Volunteers help provide Thanksgiving dinner to 144 families in Potsdam area
Thursday, November 22, 2018 - 7:11 am

 

From left, Bill Crary and Tony Woods help fill food boxes for the Potsdam Interfaith Thanksgiving Program Monday at the Church of Jesus Christ of Latter-day Saints. The food boxes were given to 144 Potsdam area families in need to help with their holiday dinner. Volunteers from five local religious groups, as well as several clubs and businesses worked together to make the food baskets possible.

 BY CHERYL SHUMWAY
North Country This Week

POTSDAM – A total of 144 Potsdam area families in need will have more to be thankful for this holiday season when they receive holiday baskets for their Thanksgiving dinner.
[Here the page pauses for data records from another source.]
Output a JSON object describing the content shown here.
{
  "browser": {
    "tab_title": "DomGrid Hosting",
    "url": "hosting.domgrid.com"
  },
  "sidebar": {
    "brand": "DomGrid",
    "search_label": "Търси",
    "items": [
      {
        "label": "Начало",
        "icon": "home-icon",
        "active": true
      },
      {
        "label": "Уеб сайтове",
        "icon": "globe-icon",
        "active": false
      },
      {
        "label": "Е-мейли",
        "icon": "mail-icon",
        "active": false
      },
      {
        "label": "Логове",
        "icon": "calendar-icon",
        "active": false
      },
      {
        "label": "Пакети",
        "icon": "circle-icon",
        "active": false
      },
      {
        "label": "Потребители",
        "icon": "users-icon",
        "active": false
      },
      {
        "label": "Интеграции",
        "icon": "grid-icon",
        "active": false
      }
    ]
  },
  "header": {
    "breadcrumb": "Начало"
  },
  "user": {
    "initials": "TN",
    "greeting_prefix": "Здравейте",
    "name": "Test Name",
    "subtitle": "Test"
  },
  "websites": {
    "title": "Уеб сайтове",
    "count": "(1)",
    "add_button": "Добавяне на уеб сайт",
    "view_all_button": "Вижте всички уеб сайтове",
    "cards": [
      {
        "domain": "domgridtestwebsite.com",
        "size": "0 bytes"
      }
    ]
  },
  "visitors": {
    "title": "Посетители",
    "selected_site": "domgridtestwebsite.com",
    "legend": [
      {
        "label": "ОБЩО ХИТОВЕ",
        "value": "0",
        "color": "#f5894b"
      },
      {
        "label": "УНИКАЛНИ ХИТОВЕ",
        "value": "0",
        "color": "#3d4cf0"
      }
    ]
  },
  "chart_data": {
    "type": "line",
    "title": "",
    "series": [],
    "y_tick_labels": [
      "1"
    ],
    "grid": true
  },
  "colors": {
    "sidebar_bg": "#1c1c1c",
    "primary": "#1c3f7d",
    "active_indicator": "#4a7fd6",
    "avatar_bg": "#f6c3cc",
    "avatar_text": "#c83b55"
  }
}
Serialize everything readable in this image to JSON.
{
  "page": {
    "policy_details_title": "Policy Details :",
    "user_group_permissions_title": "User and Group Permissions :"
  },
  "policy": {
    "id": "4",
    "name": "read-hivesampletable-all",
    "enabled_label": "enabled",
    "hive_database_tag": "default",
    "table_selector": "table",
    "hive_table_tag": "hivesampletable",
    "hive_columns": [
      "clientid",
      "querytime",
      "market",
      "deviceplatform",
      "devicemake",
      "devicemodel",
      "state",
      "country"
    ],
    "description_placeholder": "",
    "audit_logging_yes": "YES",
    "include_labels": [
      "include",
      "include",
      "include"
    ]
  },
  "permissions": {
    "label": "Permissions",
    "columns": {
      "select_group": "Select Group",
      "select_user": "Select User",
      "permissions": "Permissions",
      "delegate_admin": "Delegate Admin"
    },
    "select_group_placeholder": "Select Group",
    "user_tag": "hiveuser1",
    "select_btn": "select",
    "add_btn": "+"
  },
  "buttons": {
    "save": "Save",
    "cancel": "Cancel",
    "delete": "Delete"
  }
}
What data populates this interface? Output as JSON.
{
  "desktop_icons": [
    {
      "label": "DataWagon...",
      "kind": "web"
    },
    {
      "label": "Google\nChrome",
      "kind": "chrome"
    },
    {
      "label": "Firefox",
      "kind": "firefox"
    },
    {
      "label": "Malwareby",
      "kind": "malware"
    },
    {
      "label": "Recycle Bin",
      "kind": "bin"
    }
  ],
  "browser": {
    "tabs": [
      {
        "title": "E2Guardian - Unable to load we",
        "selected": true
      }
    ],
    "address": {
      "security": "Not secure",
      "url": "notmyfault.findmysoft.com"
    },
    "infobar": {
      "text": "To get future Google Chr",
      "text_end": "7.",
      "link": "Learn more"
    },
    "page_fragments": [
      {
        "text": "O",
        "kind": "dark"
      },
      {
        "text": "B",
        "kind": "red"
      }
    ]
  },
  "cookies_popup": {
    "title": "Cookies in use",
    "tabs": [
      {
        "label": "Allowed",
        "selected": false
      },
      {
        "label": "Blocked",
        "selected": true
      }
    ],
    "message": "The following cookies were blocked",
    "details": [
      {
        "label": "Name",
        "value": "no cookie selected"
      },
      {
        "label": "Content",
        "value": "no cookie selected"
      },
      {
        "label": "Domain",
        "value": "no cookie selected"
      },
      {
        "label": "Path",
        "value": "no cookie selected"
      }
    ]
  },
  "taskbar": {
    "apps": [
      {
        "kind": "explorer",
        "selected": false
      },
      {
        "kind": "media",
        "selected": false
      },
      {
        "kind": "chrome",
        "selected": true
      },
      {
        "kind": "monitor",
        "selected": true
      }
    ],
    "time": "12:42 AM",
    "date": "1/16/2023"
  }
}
Volunteers from five local religious groups, as well as several clubs and businesses worked together to make the food baskets possible.

Faye Simmons, coordinator of the annual event, said work began a few months ago with the collection of boxes and the organization of food drives.

The Newman Club collected canned foods from Clarkson University and SUNY Potsdam campuses. The Potsdam High School Honor Society, Middle School Builders’ Club and Kiwanis K-Kids placed food donation boxes in the Potsdam Central schools.

Food drives at the Potsdam Methodist, Presbyterian and St. Mary’s Catholic churches, Beth El Congregation, and the Church of Jesus Christ of Latter-day Saints raise money.

Local businesses and organizations donated to the baskets as well.

Walmart and the Potsdam Lions Club each donated $850, and Donaldson-Seymour Funeral Home contributed $750. Kinney Drugs and Walgreens helped to provide milk for the baskets, and Martin’s Farm Stand donated vegetables.

Turkeys, bread, potatoes and cranberry sauce were purchased, then baskets were put together by volunteers at The Church of Jesus Christ of Latter-day Saints starting on Saturday. The baskets were available for pickup or delivery on Monday.

“The giving of Thanksgiving baskets started around 1974 with Sister Mary Grotto, a nun at St. Mary’s School. She looked around her classroom with many needy students, and she decided to start the program,” said Simmons.

“Then the program grew beyond St. Mary’s School. It expanded to the larger Potsdam community with the help of Betty Rowe and Pat Reichart,” Simmons said.

She took over as organizer in 2016.